The Justice Department late Monday said it would drop its appeal of a judge’s decision mandating that the “morning-after” pill be made available to girls of all ages, reversing course and effectively giving the go ahead for over-the-counter sales of the drug.
Obama administration officials told U.S. District Judge Edward Korman they would drop their attempts to preserve age restrictions for Plan B, a move that drew immediate praise from reproductive-rights groups — and scorn from social conservatives.
Korman had already ruled that women, regardless of age, would have access to the drug until the appeal was decided.
The president had previously called for the pill to be made available to those 17 and older, lamenting that girls could buy the product “alongside bubble gum or batteries.”

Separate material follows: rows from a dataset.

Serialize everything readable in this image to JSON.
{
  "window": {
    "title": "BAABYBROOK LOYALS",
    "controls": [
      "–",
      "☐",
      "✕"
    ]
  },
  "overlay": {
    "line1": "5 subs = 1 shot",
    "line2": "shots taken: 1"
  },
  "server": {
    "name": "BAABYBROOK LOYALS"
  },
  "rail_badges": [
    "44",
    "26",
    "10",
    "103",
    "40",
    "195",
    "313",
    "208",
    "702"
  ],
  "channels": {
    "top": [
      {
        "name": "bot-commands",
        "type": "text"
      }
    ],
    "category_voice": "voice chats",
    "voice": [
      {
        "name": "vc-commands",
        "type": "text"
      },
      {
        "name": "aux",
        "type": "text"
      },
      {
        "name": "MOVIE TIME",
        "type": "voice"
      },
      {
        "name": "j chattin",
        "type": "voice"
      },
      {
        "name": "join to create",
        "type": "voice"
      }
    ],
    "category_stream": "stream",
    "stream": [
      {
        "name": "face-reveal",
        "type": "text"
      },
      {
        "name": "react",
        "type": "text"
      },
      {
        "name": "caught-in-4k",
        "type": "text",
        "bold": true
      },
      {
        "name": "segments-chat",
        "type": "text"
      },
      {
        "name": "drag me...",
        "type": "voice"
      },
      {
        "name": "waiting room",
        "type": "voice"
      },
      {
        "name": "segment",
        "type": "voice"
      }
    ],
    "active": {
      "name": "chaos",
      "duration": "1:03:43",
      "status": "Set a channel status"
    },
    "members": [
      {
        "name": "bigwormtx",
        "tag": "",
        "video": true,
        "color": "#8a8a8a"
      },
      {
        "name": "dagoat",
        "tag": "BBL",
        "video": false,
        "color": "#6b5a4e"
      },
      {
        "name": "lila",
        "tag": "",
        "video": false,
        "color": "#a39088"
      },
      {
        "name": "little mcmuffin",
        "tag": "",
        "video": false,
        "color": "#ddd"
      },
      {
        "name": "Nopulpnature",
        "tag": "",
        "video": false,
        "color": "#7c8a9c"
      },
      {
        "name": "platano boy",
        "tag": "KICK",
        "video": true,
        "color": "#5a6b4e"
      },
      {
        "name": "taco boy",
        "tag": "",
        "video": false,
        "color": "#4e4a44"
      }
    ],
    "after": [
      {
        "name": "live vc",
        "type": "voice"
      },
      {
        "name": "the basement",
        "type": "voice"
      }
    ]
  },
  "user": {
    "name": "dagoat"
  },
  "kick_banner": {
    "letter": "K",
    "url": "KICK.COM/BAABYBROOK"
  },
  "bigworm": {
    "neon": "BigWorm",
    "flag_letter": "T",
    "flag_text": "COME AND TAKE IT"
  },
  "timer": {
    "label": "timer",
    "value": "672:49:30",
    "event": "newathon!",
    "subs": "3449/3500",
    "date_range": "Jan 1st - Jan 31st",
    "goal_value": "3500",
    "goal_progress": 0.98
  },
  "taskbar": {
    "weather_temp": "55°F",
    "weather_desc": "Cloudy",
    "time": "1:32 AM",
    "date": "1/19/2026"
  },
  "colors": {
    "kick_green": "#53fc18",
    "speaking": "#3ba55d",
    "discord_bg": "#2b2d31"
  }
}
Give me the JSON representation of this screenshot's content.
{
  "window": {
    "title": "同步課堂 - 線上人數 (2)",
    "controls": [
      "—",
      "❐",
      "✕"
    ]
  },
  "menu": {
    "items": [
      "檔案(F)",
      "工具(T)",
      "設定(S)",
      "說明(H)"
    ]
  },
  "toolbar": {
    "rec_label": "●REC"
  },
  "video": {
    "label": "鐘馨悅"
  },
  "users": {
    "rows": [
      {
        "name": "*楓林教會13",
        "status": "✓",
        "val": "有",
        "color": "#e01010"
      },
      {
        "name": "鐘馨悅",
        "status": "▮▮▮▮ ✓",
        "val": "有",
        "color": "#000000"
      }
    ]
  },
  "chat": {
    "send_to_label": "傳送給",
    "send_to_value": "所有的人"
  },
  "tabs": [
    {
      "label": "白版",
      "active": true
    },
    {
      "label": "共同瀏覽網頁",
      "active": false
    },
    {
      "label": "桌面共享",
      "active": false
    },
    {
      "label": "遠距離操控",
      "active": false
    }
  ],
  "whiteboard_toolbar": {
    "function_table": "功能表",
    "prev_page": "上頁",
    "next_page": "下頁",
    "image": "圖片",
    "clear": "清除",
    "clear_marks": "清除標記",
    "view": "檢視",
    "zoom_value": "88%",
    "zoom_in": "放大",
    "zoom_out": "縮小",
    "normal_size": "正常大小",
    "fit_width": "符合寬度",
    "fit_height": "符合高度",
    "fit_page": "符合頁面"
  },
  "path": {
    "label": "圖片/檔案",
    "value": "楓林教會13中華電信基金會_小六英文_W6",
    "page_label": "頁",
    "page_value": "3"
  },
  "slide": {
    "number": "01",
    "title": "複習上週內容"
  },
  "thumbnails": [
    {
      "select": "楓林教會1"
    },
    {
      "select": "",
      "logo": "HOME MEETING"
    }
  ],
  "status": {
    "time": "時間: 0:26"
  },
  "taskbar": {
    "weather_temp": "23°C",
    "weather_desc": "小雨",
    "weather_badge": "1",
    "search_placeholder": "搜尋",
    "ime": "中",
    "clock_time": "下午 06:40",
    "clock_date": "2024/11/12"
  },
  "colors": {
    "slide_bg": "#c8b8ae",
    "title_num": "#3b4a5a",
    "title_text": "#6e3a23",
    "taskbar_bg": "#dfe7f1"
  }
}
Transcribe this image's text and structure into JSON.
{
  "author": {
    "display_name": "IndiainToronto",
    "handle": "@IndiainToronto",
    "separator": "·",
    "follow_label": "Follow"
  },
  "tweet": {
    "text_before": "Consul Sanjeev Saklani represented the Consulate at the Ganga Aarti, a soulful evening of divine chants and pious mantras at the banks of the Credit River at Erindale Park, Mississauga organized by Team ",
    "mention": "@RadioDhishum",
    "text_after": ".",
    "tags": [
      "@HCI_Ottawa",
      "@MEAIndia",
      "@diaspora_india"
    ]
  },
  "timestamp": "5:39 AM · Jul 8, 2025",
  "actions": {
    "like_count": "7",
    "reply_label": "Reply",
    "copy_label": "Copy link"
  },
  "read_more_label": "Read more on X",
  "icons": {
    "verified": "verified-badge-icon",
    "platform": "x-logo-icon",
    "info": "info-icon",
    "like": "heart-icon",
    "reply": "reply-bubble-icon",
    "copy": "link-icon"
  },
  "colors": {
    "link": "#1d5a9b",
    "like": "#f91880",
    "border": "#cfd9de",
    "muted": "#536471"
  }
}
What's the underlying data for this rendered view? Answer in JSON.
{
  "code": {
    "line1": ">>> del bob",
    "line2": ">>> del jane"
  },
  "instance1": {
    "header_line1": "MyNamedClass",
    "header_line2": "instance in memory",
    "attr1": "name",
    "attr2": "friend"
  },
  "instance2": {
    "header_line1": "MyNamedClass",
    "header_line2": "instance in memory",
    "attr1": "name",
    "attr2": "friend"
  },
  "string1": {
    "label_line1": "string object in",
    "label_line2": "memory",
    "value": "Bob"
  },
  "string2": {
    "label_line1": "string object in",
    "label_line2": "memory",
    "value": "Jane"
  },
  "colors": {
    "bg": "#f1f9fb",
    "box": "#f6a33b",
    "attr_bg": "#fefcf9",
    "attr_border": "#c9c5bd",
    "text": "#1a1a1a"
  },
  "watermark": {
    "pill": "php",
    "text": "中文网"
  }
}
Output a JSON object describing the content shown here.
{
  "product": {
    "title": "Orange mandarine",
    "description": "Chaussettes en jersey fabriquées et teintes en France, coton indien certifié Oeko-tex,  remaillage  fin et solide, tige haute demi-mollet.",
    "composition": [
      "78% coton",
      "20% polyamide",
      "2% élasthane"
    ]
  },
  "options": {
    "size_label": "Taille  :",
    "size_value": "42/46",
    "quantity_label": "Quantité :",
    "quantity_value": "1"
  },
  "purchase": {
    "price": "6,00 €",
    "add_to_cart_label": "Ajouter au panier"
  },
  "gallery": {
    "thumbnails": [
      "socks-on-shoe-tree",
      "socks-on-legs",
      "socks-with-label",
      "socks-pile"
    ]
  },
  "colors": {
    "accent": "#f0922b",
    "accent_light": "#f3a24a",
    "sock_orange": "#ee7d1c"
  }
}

Progressives hailed the reversal from Obama’s Justice Department.
“This is a huge breakthrough for access to birth control and a historic moment for women’s health and equity,” Planned Parenthood Federation of America President Cecile Richards said. “The FDA’s decision will make emergency contraception available on store shelves, just like condoms, and women of all ages will be able to get it quickly in order to prevent unintended pregnancy.”
But social conservatives blasted the Obama administration, saying the drug shouldn’t be sold next to other common medications.
Anna Higgins, director of the Family Research Council’s Center for Human Dignity, said she worried federal officials were “not putting the health and safety of girls before political pressure.”